*Website and app data records:*

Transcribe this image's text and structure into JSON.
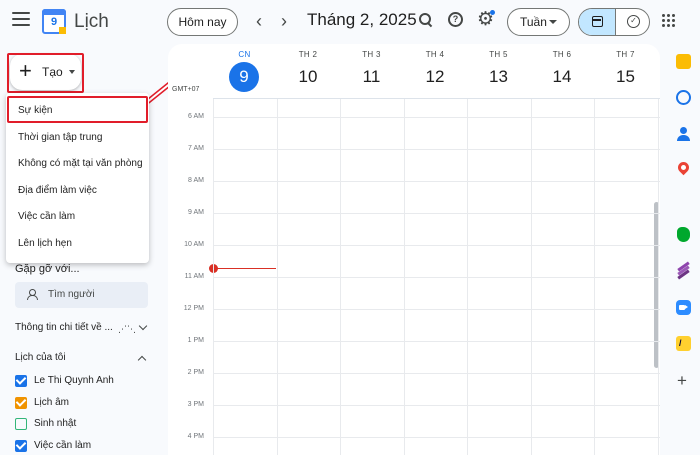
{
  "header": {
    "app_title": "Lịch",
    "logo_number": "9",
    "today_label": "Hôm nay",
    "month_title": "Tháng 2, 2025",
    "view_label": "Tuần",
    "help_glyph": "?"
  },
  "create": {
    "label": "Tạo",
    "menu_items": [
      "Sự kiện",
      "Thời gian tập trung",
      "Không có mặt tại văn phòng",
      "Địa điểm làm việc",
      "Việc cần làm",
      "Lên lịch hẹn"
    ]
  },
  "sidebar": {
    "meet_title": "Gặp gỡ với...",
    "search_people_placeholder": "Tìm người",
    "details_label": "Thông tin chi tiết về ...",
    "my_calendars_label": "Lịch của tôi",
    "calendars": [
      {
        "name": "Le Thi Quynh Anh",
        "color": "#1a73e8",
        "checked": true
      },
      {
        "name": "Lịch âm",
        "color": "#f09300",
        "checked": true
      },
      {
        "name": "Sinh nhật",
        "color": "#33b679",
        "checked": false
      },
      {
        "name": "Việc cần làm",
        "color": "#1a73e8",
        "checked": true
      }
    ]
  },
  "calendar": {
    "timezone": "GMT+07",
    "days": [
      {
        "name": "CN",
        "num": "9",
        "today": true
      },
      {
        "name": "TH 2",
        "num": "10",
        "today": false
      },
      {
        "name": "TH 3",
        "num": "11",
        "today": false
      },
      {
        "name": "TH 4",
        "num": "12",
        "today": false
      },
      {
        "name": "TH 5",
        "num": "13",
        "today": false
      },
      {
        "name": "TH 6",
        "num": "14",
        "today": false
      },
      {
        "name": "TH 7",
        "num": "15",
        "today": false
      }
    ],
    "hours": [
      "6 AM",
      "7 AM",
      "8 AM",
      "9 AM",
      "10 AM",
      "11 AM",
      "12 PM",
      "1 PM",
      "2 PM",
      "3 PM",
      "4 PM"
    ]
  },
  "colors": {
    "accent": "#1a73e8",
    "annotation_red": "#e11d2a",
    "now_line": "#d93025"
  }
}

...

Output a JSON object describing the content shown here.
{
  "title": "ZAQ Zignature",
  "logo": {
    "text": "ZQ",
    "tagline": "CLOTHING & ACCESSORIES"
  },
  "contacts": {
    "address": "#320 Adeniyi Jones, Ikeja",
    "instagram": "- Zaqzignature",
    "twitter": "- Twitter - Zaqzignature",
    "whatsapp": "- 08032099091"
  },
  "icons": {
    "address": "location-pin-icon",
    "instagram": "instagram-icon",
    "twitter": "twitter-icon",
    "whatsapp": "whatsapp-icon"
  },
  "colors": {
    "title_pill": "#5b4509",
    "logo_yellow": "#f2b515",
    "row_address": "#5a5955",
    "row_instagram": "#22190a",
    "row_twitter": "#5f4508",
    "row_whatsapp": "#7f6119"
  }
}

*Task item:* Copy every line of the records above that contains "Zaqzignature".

*Answer to this exercise:*
    "instagram": "- Zaqzignature",
    "twitter": "- Twitter - Zaqzignature",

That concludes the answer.